Devin Baham, on trial for second-degree murder, arson and obstruction of justice in the 2012 stabbing death of Ashley King, was the driving force behind robbing and killing the Slidell woman and burning her apartment, the prosecution said Tuesday as the trial opened.

Assistant District Attorney Julie Knight laid out the state’s case, in which Andrew Sumner and Katelyn Marie Lusich, who previously agreed to plea deals, will be key witnesses against Baham.

Knight told jurors that they will hear testimony that Sumner tried to call off the robbery — or at least make sure it did not turn violent — and that he hid in a kitchen alcove listening to King’s dying screams as Baham stabbed her and then embraced Sumner, telling him that everything would be all right.

But Baham’s lawyers, Martin Regan Jr. and Ravi Shah, made it clear they plan to put the credibility of the prosecution’s star witnesses on trial. Shah, who made the opening argument for the defense, called Sumner and Lusich liars and cowards. “They did what cowards always do: blame somebody else,’’ Shah said.
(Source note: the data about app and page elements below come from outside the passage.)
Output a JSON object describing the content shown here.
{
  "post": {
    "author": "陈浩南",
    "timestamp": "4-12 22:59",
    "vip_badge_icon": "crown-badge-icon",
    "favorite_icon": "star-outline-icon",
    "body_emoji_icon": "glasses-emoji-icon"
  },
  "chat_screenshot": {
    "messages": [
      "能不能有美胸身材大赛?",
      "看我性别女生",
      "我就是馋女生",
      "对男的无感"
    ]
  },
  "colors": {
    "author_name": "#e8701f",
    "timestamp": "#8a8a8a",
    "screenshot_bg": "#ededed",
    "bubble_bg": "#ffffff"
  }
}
He said prosecutors would be unable to present any physical evidence tying his client to the homicide.

He said Baham, now 24, was nowhere near King’s Bayou Lane apartment on Feb. 22, 2012, when she was killed, or the following day, when the apartment was set ablaze. Shah said it was Sumner who bought the murder weapon, a fishing knife, and it was Sumner who knew King and had bought pills from her in the past.

His client did make a mistake, Shah said, but that mistake was to befriend Sumner, a young man from an affluent family who he said suffered from such a ferocious drug addiction that he could not wait to buy drugs from King but decided instead to rob her.

Sumner pleaded guilty to manslaughter, aggravated arson and obstruction of justice and will be sentenced after he testifies in Baham’s trial.

Lusich, who was a pregnant 17-year-old at the time of King’s slaying, pleaded guilty to obstruction of justice in September. The counts of aggravated arson and second-degree murder that she faced will be dropped after she testifies, according to a plea agreement.

Neither of them took the stand Tuesday. Instead, much of the testimony involved a reconstruction of the arson scene where King’s badly burned body was found early on Feb. 23.

Jason Johnston, an arson investigator with the Louisiana Fire Marshal’s Office, described the apartment and the condition of King’s body in sometimes gruesome detail as jurors viewed pictures of the crime scene.

The most gripping testimony of the day came when King’s sister and father took the stand to talk about the young woman who had moved to Slidell from Louisville, Kentucky, to be closer to her father and who had met a man she planned to marry.

Brittany King called Ashley her “best friend’’ and described her sister as outgoing, kind and trusting of others. “She never knew a stranger. No matter what kind of day you were having, she could always put a smile on your face,’’ she said.

Brittany King smiled as the prosecution put up family pictures but grew tearful when she was asked about her last communication with her sister. Ashley had called while she was at work and she had not taken the call, she said in a choked voice.

Ashley had recently sold her BMW, with plans to use the money to start a spray-tanning business like one Brittany had launched in Louisville, her sister said.

But the $10,000 in cash she received for the car made her father, Joe King, nervous. He recounted a phone conversation with his daughter when he learned she was at the Fair Grounds and had the money on her.

“They’ll rob you of $10; they’ll kill you for $10,’’ King, who is a thoroughbred trainer, said he told his oldest daughter.

He said that several nights before her death, she had heard someone trying to break into her apartment and had hidden in the closet with a butcher knife.

Ashley suffered from back pain that had been made worse following a car accident, her father said. The morning of the day she was killed, he had picked up her prescription for oxycodone and then taken her to Wal-Mart to buy a table for her tanning business.

He had to leave for Lafayette, he said, but had promised Ashley to talk to her by phone at 6 p.m. When he couldn’t reach her, he became fearful, he said, describing efforts by friends and family to reach her.

“She was 32 years old. She had a mind of her own. She had lived all over the world,’’ her father said.

Erin Marks, a friend of the murdered woman, also testified about her last phone conversation with her, midafternoon on the day of her death. She said King told her “Andrew’’ was coming over to help her put a desk together.

Regan questioned Marks closely about that conversation, pressing for details such as Andrew’s last name and his relationship to the deceased. But Marks said she knew nothing more about it.

Regan also questioned Marks about her friend’s drug activity. Marks said she had never seen King sell drugs but that King had admitted selling pills. “I only knew she had done it, not how often,’’ she said.

Testimony will resume Wednesday.

Follow Sara Pagones on Twitter, @spagonesadvocat.